**Task to complete**: Copy each line below in which the string "nrer" occurs.

**Records for the task**:
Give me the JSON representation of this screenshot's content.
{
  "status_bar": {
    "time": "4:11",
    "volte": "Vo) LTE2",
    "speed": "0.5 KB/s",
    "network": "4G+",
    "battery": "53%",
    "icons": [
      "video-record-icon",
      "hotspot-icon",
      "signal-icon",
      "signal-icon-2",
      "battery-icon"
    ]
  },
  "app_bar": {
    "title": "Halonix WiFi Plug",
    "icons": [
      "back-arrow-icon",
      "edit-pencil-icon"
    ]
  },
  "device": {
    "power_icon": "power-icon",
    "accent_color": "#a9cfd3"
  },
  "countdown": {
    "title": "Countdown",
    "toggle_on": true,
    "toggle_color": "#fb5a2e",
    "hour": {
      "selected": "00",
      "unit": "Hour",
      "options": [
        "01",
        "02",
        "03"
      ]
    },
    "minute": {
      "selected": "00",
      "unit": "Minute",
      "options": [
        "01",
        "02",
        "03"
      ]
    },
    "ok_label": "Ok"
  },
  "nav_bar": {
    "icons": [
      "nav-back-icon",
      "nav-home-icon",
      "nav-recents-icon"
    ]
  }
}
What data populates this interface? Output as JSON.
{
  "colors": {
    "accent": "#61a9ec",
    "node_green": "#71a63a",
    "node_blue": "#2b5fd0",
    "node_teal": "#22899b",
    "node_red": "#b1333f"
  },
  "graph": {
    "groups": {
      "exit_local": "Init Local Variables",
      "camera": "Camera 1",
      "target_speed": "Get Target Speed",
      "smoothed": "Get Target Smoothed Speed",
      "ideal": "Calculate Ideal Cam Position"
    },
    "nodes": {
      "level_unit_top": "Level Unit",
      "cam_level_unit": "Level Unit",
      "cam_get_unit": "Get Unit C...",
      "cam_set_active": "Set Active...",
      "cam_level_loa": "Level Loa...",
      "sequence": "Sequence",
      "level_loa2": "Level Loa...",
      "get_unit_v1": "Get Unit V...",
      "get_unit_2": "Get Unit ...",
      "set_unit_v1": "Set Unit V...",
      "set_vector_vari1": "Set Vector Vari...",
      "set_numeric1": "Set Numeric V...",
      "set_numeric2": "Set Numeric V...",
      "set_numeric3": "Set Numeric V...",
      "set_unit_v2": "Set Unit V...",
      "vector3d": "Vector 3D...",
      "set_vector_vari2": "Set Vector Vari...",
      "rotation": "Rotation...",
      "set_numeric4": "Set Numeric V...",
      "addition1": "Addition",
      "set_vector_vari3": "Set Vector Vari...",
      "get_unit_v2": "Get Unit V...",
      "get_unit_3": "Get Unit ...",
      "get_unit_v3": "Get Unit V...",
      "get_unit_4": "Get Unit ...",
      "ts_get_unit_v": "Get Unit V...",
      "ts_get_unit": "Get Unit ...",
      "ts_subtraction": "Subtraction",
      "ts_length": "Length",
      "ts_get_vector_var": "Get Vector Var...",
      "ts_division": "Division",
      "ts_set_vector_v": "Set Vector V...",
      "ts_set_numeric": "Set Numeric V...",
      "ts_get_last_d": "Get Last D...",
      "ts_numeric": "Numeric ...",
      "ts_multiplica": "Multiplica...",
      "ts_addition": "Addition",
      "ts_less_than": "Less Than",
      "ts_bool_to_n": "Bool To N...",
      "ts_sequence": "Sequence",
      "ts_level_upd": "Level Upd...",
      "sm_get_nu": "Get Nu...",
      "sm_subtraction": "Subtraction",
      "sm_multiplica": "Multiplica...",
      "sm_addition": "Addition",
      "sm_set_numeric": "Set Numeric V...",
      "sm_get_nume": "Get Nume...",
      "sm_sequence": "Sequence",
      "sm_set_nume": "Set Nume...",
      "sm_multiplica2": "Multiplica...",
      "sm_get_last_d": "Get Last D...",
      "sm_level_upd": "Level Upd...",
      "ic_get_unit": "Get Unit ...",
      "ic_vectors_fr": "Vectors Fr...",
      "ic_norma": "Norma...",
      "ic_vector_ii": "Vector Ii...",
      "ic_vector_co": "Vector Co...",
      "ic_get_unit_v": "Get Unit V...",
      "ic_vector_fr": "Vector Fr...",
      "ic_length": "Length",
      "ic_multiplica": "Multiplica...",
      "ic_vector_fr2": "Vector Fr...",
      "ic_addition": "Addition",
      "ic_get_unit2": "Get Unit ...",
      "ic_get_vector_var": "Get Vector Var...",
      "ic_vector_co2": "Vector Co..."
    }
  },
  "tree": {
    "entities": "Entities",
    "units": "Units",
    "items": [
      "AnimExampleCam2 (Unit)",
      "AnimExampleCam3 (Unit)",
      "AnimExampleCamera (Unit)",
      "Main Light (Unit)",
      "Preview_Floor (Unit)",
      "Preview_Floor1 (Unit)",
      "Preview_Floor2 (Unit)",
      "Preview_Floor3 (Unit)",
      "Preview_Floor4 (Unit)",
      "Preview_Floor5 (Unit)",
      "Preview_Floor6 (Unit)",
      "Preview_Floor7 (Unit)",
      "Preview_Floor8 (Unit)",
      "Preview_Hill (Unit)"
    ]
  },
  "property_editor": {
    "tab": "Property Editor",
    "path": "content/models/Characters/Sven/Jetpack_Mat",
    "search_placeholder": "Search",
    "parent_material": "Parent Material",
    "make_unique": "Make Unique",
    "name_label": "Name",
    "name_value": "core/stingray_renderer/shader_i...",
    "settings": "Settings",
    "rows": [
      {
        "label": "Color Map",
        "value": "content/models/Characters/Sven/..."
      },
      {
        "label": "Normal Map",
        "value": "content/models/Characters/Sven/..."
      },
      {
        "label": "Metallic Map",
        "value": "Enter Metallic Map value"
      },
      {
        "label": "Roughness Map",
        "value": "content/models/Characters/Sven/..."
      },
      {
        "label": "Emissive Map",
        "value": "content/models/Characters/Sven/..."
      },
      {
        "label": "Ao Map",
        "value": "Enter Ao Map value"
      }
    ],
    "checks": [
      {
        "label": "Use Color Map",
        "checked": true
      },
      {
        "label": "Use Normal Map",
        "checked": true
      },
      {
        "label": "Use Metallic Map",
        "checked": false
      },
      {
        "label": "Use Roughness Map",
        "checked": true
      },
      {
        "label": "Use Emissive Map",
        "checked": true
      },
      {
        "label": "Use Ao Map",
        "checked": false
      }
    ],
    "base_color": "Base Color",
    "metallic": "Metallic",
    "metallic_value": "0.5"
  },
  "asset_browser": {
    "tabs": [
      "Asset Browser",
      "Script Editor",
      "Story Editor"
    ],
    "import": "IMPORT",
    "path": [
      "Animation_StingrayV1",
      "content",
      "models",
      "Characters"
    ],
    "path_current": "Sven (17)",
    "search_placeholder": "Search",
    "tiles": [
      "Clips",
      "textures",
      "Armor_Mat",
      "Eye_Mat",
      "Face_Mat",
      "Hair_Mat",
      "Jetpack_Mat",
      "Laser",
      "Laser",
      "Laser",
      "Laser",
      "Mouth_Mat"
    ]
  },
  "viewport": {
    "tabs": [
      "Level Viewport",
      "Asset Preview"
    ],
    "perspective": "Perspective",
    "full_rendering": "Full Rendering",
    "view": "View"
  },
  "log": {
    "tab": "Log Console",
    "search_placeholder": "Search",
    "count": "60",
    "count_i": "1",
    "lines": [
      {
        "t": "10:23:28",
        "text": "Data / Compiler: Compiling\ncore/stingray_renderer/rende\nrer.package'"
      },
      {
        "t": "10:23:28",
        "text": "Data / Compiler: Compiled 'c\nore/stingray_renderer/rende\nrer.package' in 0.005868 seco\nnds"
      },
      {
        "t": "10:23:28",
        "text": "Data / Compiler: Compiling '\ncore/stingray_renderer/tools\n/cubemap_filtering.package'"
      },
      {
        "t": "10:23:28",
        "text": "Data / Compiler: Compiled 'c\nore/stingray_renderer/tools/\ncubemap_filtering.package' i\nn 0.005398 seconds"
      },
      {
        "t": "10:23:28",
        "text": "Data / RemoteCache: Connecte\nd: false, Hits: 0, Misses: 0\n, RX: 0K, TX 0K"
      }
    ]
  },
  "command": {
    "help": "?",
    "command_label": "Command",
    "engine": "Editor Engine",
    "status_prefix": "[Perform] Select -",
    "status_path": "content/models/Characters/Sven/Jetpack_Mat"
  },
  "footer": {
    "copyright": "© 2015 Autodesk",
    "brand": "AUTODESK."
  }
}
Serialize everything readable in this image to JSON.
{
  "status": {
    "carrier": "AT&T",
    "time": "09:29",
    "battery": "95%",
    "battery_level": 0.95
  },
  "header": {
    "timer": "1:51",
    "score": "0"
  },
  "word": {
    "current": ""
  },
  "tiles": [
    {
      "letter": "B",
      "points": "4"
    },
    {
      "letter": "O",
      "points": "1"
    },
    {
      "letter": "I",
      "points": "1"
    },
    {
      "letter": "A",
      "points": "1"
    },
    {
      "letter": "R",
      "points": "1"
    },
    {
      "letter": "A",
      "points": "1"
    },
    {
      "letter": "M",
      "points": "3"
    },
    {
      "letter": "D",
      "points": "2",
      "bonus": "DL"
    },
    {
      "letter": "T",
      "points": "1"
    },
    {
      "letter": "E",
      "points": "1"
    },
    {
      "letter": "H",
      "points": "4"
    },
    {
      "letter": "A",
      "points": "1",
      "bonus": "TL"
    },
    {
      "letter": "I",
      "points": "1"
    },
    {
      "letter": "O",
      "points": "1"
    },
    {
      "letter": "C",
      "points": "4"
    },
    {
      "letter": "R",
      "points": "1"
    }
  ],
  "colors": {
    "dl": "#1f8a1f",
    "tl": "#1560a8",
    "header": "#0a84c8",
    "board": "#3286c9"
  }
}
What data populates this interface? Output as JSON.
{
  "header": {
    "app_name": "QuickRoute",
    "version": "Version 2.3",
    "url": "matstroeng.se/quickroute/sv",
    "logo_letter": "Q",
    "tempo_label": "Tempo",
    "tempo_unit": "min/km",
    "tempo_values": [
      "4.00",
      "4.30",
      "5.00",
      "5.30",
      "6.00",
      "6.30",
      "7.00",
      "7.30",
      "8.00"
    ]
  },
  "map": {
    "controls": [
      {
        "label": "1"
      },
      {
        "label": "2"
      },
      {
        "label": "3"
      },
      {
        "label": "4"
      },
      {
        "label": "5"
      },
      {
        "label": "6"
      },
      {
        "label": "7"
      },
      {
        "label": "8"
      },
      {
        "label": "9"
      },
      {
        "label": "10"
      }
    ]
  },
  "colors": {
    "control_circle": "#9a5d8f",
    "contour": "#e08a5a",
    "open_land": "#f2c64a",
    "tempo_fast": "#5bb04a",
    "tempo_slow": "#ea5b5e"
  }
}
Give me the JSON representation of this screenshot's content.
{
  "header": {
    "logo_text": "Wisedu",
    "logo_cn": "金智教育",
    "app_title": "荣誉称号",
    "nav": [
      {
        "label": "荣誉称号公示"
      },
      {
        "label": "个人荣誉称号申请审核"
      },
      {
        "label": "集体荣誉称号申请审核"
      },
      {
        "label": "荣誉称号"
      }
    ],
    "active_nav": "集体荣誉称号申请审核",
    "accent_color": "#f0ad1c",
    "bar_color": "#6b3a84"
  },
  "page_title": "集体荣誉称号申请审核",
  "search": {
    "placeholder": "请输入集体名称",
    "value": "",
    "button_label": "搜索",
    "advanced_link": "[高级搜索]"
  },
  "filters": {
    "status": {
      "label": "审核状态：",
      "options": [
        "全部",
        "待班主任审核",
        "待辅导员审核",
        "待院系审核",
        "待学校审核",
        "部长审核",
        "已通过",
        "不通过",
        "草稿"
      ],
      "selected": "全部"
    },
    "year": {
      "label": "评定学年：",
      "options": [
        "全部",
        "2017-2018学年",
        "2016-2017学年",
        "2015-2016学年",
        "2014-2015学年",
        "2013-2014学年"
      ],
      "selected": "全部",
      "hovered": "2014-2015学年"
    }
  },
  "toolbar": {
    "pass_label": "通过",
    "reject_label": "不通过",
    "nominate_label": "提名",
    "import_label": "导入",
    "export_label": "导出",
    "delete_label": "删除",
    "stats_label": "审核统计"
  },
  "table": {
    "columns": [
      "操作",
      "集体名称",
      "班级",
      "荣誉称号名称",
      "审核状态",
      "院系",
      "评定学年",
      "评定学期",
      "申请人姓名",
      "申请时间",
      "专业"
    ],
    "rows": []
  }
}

**Answer for the task**:
        "text": "Data / Compiler: Compiling\ncore/stingray_renderer/rende\nrer.package'"
        "text": "Data / Compiler: Compiled 'c\nore/stingray_renderer/rende\nrer.package' in 0.005868 seco\nnds"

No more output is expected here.